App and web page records
*** Begin section ***

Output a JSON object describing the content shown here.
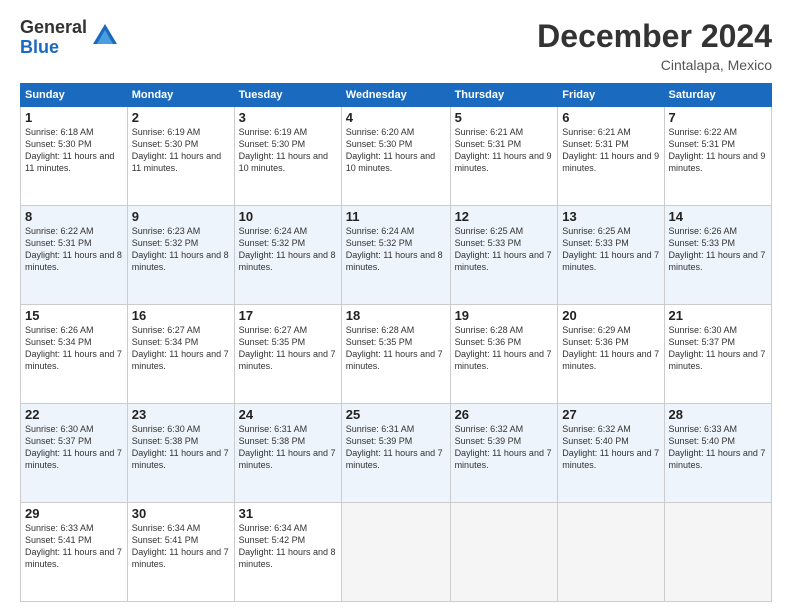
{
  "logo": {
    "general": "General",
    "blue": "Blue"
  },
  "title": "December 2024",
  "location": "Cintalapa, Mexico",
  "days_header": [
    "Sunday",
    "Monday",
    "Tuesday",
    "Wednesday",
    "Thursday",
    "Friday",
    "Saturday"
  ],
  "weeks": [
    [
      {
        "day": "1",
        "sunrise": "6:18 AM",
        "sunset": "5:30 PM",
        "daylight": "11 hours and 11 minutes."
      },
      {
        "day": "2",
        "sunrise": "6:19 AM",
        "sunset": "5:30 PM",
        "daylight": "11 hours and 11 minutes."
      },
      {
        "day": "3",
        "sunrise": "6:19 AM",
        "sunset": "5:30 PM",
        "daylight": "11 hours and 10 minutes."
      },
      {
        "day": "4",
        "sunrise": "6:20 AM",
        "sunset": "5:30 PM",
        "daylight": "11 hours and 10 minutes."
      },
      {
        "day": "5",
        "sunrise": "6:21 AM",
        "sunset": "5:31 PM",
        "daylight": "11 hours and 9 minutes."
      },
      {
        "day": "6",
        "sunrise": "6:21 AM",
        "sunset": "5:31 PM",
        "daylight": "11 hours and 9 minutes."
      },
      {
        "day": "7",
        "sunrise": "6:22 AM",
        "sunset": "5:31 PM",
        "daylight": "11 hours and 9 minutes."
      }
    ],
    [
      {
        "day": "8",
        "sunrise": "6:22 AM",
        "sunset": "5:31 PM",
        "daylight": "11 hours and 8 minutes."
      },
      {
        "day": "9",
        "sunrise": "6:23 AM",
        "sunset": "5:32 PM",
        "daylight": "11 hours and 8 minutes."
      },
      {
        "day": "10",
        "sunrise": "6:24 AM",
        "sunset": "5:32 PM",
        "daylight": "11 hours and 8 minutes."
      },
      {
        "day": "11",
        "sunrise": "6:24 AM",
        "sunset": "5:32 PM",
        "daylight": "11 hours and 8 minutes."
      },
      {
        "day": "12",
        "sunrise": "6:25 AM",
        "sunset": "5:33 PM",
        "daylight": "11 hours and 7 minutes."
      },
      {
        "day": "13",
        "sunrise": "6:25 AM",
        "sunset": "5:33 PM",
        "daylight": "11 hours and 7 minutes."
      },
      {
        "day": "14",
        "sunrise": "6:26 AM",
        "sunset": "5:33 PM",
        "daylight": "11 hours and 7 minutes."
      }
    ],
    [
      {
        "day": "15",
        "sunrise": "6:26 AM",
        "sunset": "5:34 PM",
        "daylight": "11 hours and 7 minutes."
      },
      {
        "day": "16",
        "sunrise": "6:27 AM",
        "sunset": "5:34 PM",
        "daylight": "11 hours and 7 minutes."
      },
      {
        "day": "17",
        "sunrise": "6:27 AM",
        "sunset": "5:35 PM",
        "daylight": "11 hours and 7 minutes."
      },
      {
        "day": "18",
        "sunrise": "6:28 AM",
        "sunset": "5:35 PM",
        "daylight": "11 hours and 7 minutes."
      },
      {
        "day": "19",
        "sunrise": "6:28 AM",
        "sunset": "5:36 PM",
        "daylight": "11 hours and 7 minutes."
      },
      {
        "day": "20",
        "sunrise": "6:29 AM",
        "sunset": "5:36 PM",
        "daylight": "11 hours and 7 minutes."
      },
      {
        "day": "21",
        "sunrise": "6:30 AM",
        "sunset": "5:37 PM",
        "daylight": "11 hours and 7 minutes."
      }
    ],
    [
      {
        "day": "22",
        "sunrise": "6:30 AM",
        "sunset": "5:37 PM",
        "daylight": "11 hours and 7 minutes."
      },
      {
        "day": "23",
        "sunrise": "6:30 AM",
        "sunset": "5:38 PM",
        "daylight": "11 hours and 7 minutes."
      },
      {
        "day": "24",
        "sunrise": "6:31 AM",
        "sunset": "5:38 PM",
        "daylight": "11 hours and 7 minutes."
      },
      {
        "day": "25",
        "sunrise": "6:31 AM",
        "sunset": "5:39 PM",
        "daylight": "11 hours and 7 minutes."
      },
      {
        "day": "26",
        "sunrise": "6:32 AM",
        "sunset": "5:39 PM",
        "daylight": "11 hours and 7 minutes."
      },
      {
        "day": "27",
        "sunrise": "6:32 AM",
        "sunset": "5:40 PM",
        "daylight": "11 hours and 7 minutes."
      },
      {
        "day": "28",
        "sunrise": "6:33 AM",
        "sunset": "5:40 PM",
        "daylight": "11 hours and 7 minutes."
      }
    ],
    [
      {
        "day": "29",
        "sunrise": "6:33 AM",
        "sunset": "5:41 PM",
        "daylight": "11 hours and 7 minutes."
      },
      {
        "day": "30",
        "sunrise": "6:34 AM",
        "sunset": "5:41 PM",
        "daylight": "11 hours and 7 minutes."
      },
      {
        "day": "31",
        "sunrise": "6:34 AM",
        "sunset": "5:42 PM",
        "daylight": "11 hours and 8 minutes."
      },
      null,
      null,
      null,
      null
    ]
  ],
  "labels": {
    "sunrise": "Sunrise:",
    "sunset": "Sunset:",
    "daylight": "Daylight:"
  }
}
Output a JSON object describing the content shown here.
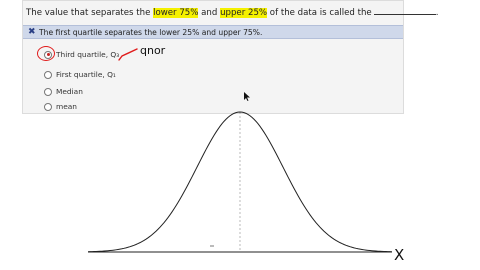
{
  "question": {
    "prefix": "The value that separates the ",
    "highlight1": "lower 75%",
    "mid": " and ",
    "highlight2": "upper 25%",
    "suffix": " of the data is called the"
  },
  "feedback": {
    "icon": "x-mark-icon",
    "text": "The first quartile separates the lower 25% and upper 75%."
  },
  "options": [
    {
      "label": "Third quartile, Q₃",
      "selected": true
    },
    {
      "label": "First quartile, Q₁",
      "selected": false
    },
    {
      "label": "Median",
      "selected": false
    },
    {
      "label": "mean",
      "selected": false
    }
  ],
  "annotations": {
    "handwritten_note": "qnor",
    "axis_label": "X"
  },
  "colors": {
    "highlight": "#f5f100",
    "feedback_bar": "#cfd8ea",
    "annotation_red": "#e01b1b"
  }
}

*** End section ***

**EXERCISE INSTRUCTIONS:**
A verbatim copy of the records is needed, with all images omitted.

**SOLUTION TO THIS EXERCISE:**
Output a JSON object describing the content shown here.
{
  "logo": {
    "general": "General",
    "blue": "Blue"
  },
  "title": "December 2024",
  "location": "Cintalapa, Mexico",
  "days_header": [
    "Sunday",
    "Monday",
    "Tuesday",
    "Wednesday",
    "Thursday",
    "Friday",
    "Saturday"
  ],
  "weeks": [
    [
      {
        "day": "1",
        "sunrise": "6:18 AM",
        "sunset": "5:30 PM",
        "daylight": "11 hours and 11 minutes."
      },
      {
        "day": "2",
        "sunrise": "6:19 AM",
        "sunset": "5:30 PM",
        "daylight": "11 hours and 11 minutes."
      },
      {
        "day": "3",
        "sunrise": "6:19 AM",
        "sunset": "5:30 PM",
        "daylight": "11 hours and 10 minutes."
      },
      {
        "day": "4",
        "sunrise": "6:20 AM",
        "sunset": "5:30 PM",
        "daylight": "11 hours and 10 minutes."
      },
      {
        "day": "5",
        "sunrise": "6:21 AM",
        "sunset": "5:31 PM",
        "daylight": "11 hours and 9 minutes."
      },
      {
        "day": "6",
        "sunrise": "6:21 AM",
        "sunset": "5:31 PM",
        "daylight": "11 hours and 9 minutes."
      },
      {
        "day": "7",
        "sunrise": "6:22 AM",
        "sunset": "5:31 PM",
        "daylight": "11 hours and 9 minutes."
      }
    ],
    [
      {
        "day": "8",
        "sunrise": "6:22 AM",
        "sunset": "5:31 PM",
        "daylight": "11 hours and 8 minutes."
      },
      {
        "day": "9",
        "sunrise": "6:23 AM",
        "sunset": "5:32 PM",
        "daylight": "11 hours and 8 minutes."
      },
      {
        "day": "10",
        "sunrise": "6:24 AM",
        "sunset": "5:32 PM",
        "daylight": "11 hours and 8 minutes."
      },
      {
        "day": "11",
        "sunrise": "6:24 AM",
        "sunset": "5:32 PM",
        "daylight": "11 hours and 8 minutes."
      },
      {
        "day": "12",
        "sunrise": "6:25 AM",
        "sunset": "5:33 PM",
        "daylight": "11 hours and 7 minutes."
      },
      {
        "day": "13",
        "sunrise": "6:25 AM",
        "sunset": "5:33 PM",
        "daylight": "11 hours and 7 minutes."
      },
      {
        "day": "14",
        "sunrise": "6:26 AM",
        "sunset": "5:33 PM",
        "daylight": "11 hours and 7 minutes."
      }
    ],
    [
      {
        "day": "15",
        "sunrise": "6:26 AM",
        "sunset": "5:34 PM",
        "daylight": "11 hours and 7 minutes."
      },
      {
        "day": "16",
        "sunrise": "6:27 AM",
        "sunset": "5:34 PM",
        "daylight": "11 hours and 7 minutes."
      },
      {
        "day": "17",
        "sunrise": "6:27 AM",
        "sunset": "5:35 PM",
        "daylight": "11 hours and 7 minutes."
      },
      {
        "day": "18",
        "sunrise": "6:28 AM",
        "sunset": "5:35 PM",
        "daylight": "11 hours and 7 minutes."
      },
      {
        "day": "19",
        "sunrise": "6:28 AM",
        "sunset": "5:36 PM",
        "daylight": "11 hours and 7 minutes."
      },
      {
        "day": "20",
        "sunrise": "6:29 AM",
        "sunset": "5:36 PM",
        "daylight": "11 hours and 7 minutes."
      },
      {
        "day": "21",
        "sunrise": "6:30 AM",
        "sunset": "5:37 PM",
        "daylight": "11 hours and 7 minutes."
      }
    ],
    [
      {
        "day": "22",
        "sunrise": "6:30 AM",
        "sunset": "5:37 PM",
        "daylight": "11 hours and 7 minutes."
      },
      {
        "day": "23",
        "sunrise": "6:30 AM",
        "sunset": "5:38 PM",
        "daylight": "11 hours and 7 minutes."
      },
      {
        "day": "24",
        "sunrise": "6:31 AM",
        "sunset": "5:38 PM",
        "daylight": "11 hours and 7 minutes."
      },
      {
        "day": "25",
        "sunrise": "6:31 AM",
        "sunset": "5:39 PM",
        "daylight": "11 hours and 7 minutes."
      },
      {
        "day": "26",
        "sunrise": "6:32 AM",
        "sunset": "5:39 PM",
        "daylight": "11 hours and 7 minutes."
      },
      {
        "day": "27",
        "sunrise": "6:32 AM",
        "sunset": "5:40 PM",
        "daylight": "11 hours and 7 minutes."
      },
      {
        "day": "28",
        "sunrise": "6:33 AM",
        "sunset": "5:40 PM",
        "daylight": "11 hours and 7 minutes."
      }
    ],
    [
      {
        "day": "29",
        "sunrise": "6:33 AM",
        "sunset": "5:41 PM",
        "daylight": "11 hours and 7 minutes."
      },
      {
        "day": "30",
        "sunrise": "6:34 AM",
        "sunset": "5:41 PM",
        "daylight": "11 hours and 7 minutes."
      },
      {
        "day": "31",
        "sunrise": "6:34 AM",
        "sunset": "5:42 PM",
        "daylight": "11 hours and 8 minutes."
      },
      null,
      null,
      null,
      null
    ]
  ],
  "labels": {
    "sunrise": "Sunrise:",
    "sunset": "Sunset:",
    "daylight": "Daylight:"
  }
}
Output a JSON object describing the content shown here.
{
  "question": {
    "prefix": "The value that separates the ",
    "highlight1": "lower 75%",
    "mid": " and ",
    "highlight2": "upper 25%",
    "suffix": " of the data is called the"
  },
  "feedback": {
    "icon": "x-mark-icon",
    "text": "The first quartile separates the lower 25% and upper 75%."
  },
  "options": [
    {
      "label": "Third quartile, Q₃",
      "selected": true
    },
    {
      "label": "First quartile, Q₁",
      "selected": false
    },
    {
      "label": "Median",
      "selected": false
    },
    {
      "label": "mean",
      "selected": false
    }
  ],
  "annotations": {
    "handwritten_note": "qnor",
    "axis_label": "X"
  },
  "colors": {
    "highlight": "#f5f100",
    "feedback_bar": "#cfd8ea",
    "annotation_red": "#e01b1b"
  }
}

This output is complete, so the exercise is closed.